╭─ Exercise data

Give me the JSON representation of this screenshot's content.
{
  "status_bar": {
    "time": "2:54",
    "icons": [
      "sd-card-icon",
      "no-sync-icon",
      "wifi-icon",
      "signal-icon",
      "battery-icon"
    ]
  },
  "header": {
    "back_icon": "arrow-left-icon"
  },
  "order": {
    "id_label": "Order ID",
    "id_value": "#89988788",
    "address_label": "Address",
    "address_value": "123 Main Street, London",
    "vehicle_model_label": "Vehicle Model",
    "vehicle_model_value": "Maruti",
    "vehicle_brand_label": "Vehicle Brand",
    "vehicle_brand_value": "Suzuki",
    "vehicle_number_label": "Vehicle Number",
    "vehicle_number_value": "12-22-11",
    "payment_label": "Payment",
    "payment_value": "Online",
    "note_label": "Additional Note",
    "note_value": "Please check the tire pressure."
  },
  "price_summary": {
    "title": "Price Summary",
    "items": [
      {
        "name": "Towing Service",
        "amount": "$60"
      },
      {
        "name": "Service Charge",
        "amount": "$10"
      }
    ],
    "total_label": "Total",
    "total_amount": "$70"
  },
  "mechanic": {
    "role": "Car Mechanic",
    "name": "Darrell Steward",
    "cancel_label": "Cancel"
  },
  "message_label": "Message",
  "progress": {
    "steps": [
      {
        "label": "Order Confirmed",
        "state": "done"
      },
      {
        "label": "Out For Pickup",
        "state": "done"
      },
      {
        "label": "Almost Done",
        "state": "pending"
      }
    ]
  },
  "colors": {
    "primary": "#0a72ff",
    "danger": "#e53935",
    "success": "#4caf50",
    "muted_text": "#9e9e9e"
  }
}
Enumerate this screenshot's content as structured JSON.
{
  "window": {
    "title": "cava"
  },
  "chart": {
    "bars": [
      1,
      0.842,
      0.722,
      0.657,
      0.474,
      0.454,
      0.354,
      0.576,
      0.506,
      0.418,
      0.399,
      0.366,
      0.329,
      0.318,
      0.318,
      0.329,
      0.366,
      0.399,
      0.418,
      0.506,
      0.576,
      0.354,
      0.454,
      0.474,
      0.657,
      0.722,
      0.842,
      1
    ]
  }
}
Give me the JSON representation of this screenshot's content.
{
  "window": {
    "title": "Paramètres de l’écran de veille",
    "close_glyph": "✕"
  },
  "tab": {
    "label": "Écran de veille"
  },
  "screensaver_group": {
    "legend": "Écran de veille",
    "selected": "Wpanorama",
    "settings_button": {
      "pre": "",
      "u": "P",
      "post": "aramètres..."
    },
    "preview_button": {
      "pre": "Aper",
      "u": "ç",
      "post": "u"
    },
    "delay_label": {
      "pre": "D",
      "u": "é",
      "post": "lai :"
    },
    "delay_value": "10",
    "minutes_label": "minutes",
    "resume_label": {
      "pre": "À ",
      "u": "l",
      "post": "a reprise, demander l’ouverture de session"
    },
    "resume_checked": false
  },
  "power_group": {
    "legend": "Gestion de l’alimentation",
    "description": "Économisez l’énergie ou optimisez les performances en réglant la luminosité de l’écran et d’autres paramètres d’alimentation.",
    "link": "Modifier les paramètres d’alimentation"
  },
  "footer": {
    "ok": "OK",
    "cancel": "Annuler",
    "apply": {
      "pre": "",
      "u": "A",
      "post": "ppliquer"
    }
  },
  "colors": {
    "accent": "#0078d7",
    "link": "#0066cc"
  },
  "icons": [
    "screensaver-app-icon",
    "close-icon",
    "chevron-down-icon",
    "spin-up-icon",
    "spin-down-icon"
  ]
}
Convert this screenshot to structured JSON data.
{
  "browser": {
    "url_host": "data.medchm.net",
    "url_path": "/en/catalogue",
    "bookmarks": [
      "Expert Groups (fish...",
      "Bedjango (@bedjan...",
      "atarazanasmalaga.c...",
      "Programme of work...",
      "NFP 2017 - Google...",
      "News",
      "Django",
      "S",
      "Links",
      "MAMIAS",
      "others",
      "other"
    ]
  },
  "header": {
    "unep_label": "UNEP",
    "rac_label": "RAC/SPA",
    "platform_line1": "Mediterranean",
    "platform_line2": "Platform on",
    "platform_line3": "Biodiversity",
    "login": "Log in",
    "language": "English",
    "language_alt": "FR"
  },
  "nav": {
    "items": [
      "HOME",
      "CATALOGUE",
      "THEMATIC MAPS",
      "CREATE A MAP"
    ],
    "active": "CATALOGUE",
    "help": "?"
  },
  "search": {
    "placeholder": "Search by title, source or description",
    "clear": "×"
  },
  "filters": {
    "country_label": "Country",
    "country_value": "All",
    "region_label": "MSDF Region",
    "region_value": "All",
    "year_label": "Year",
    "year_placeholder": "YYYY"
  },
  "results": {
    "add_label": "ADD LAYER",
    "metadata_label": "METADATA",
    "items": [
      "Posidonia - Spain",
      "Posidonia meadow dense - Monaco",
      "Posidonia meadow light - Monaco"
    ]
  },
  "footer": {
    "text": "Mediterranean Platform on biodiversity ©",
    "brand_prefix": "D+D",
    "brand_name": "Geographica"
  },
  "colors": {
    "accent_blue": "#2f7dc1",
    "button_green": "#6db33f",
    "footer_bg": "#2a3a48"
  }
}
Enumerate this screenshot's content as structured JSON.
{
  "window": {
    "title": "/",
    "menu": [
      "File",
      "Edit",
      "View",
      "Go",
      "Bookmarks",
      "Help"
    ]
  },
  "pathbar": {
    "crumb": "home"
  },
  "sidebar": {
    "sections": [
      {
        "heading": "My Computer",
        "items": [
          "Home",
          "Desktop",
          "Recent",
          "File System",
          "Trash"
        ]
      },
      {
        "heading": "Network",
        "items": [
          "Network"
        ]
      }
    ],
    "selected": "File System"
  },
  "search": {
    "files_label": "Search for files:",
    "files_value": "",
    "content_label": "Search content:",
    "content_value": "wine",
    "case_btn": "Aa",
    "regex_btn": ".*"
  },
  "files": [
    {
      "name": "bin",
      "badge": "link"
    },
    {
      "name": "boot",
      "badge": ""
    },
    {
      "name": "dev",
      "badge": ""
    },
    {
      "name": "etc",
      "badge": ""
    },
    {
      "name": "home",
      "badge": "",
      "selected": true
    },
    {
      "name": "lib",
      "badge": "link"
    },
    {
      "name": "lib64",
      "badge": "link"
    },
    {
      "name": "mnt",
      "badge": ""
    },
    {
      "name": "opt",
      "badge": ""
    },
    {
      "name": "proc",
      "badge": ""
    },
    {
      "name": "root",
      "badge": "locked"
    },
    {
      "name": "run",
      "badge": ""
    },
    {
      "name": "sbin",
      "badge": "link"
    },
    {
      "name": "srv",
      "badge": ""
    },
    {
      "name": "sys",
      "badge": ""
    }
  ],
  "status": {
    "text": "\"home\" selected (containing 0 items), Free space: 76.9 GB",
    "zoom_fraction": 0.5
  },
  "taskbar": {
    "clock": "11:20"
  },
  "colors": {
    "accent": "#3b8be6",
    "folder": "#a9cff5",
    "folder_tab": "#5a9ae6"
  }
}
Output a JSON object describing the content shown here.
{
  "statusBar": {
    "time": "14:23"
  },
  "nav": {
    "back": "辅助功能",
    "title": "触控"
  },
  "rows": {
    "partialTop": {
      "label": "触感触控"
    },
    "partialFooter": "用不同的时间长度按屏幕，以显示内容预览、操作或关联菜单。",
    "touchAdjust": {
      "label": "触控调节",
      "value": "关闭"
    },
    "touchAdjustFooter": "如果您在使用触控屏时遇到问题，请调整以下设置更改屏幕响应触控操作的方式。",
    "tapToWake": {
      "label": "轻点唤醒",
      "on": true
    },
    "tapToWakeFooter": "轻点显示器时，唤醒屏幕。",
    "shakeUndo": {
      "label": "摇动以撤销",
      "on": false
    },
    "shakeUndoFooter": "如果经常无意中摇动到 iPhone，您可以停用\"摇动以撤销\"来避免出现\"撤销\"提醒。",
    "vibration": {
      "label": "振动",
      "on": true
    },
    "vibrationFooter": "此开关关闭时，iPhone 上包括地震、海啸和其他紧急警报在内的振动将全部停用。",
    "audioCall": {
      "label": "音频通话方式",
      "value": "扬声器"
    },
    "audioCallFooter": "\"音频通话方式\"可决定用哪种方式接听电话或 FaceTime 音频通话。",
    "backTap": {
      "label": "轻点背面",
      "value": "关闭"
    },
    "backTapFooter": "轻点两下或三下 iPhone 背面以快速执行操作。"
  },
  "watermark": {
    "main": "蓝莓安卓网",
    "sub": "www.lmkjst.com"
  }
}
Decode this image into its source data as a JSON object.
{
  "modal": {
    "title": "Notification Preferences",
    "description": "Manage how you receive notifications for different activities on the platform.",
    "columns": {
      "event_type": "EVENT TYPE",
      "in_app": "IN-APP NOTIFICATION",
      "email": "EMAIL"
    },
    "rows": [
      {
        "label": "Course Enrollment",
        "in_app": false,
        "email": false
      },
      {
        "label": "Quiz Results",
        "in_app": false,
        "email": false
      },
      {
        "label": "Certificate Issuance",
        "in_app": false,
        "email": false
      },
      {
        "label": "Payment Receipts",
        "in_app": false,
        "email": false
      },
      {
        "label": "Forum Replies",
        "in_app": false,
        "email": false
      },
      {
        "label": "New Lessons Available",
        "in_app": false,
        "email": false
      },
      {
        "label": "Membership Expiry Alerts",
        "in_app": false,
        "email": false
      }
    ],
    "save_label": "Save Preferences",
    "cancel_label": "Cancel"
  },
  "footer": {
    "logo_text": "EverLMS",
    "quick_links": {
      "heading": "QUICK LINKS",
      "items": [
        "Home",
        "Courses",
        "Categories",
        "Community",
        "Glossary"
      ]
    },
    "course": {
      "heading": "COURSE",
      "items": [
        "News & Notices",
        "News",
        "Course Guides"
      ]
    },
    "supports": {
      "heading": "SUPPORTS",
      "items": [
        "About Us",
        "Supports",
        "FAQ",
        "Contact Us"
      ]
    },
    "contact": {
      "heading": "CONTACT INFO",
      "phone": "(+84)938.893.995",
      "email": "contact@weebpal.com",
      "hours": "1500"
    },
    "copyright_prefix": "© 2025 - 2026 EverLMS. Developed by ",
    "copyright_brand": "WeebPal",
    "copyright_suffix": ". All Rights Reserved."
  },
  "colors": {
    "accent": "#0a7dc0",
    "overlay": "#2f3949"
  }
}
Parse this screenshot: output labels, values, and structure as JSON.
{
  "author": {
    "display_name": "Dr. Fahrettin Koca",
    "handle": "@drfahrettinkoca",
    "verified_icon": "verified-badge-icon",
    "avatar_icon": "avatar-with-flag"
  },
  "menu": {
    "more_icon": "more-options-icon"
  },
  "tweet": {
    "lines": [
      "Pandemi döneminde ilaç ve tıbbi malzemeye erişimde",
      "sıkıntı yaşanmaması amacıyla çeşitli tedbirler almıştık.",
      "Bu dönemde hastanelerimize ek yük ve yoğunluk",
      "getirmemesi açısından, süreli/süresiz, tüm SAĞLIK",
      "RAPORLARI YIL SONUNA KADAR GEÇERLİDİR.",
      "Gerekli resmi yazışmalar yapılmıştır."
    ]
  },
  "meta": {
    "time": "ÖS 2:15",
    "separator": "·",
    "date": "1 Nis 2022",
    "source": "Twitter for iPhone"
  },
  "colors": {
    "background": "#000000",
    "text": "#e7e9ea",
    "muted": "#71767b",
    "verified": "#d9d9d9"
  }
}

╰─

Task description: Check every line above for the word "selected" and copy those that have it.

Exercise output:
    "selected": "Wpanorama",
    "selected": "File System"
      "selected": true
    "text": "\"home\" selected (containing 0 items), Free space: 76.9 GB",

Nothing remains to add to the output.